An astronaut holding a plastic bag connected to tubing in the interior of the International Space Station.
Astronauts on the ISS tested prototype water purification systems based on membranes infused with aquaporin proteins. The testing, which validated both forward and reverse osmosis-based systems, was sponsored by the European Space Agency and overseen by NASA.
European Space Agency

Could Proteins Clean Up Wastewater in Space?

NASA’s working with the Danish company Aquaporin A/S on a spinoff technology that would use the proteins that transfer water through the membranes of living cells to clean up wastewater. NASA helped test this tech on the ground and worked with the European Space Agency to test it in space. Now, it’s being tried out at Ames’ Sustainability Base. The tech could be used for wastewater treatment, as well as dehydrating foods and beverages to prepare snacks for long space voyages.

On Oct. 9, 2008, just after coming within 25 kilometers (15.6 miles) of the surface of Enceladus, NASA’s Cassini captured this stunning mosaic as the spacecraft sped away from this geologically active moon of Saturn.
NASA/JPL/Space Science Institute

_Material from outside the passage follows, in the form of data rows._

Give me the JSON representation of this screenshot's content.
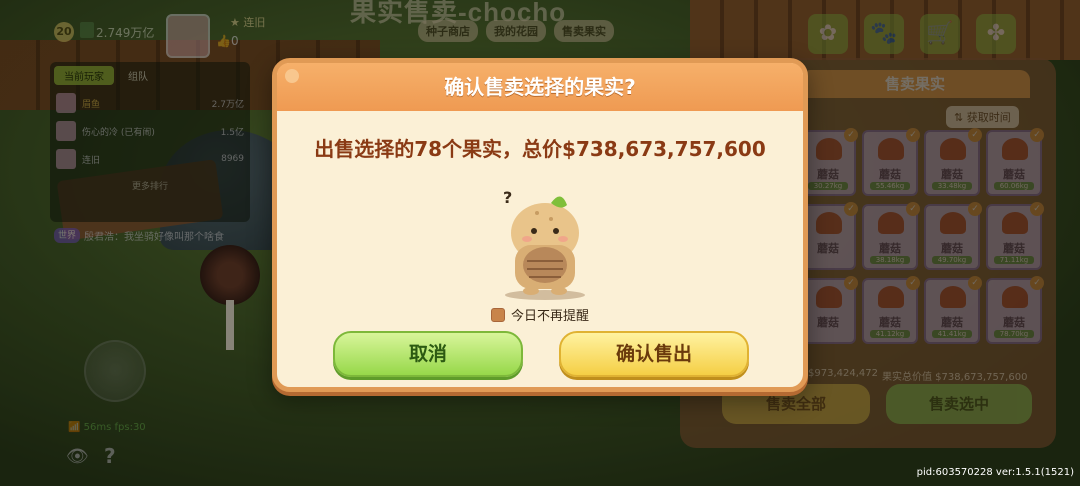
{
  "hud": {
    "title": "果实售卖-chocho",
    "tabs": [
      "种子商店",
      "我的花园",
      "售卖果实"
    ],
    "level": "20",
    "money": "2.749万亿",
    "player_name": "连旧",
    "likes": "0"
  },
  "leaderboard": {
    "tabs": [
      "当前玩家",
      "组队"
    ],
    "rows": [
      {
        "name": "眉鱼",
        "value": "2.7万亿"
      },
      {
        "name": "伤心的冷 (已有闹)",
        "value": "1.5亿"
      },
      {
        "name": "连旧",
        "value": "8969"
      }
    ],
    "more": "更多排行"
  },
  "chat": {
    "tag": "世界",
    "text": "殷君浩：我坐骑好像叫那个啥食"
  },
  "net_status": "56ms fps:30",
  "sale_panel": {
    "title": "售卖果实",
    "sort_label": "⇅ 获取时间",
    "item_name": "蘑菇",
    "weights": [
      "30.27kg",
      "55.46kg",
      "33.48kg",
      "60.06kg",
      "",
      "38.18kg",
      "49.70kg",
      "71.11kg",
      "",
      "41.12kg",
      "41.41kg",
      "78.70kg"
    ],
    "total_left": "973,424,472",
    "total_label": "果实总价值",
    "total_value": "738,673,757,600",
    "sell_all": "售卖全部",
    "sell_selected": "售卖选中"
  },
  "dialog": {
    "title": "确认售卖选择的果实?",
    "message": "出售选择的78个果实，总价$738,673,757,600",
    "reminder": "今日不再提醒",
    "cancel": "取消",
    "confirm": "确认售出"
  },
  "version": "pid:603570228 ver:1.5.1(1521)",
  "colors": {
    "dialog_bg": "#fbf0d6",
    "dialog_header": "#ef9a52",
    "message_text": "#8a3a14",
    "cancel_green": "#97d84a",
    "confirm_yellow": "#f5cf45"
  }
}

Software to Simulate Other Worlds and Alien Oceans

A major way NASA makes its tools accessible is by releasing software for the public to freely use in their own work; from students and researchers to innovators and small businesses. Two software releases – Synthetic Moon and OceanWATERS – create simulations of otherworldly environments. Synthetic Moon simulates the terrain and elevation of Earth’s Moon using 3D models in high resolution. Though it’s not designed for mission planning and operations, it’s perfect for outreach and education as well as mission simulations and robotic research. Currently, the software is released to NASA’s Jet Propulsion Laboratory in Southern California for use. OceanWATERS is open source and can be requested by anyone. That software focuses on simulating the environments of the ocean moons of the outer solar system, like Europa, Enceladus, and Titan. It’s designed to help develop onboard systems for future spacecraft that could land on those worlds. The eighth and latest update came out earlier this year.

These are just two of the hundreds of software packages available at Take a look – maybe you’ll find a tool to inspire your next project!

Transferring Tech to the Next Generation

Often, the most innovative ideas come from students and recent graduates, not established companies or organizations that make up more traditional partnerships. NASA’s Technology Transfer University connects university students with technology developed at Ames, giving them access to NASA’s patent portfolio and the tools to start up their own projects and companies.

For innovators seeking to build their own companies but missing the right technology to propel their business plans, NASA has partnered with the Founder Institute, a pre-seed startup accelerator, to help startup founders access NASA software and technologies they can license and commercialize – transferring NASA tech directly into the commercial sector.

By providing a robust global network of startup resources for future innovators during the most critical stages of development – whether that’s access to NASA technologies, publicly available software, seed funding through NASA’s SBIR/STTR program, subject matter experts, or a partnership – NASA’s committed to bringing its technologies down to Earth. Whether you’re just starting to build an organization in the space sector, or already an established business, there’s a place for you to partner with NASA.

NASA’s SBIR/STTR and Technology Transfer programs are part of the Space Technology Mission Directorate.

For news media:

Members of the news media interested in covering these topics should reach out to the NASA Ames newsroom.

Author: Frank Tavares, NASA’s Ames Research Center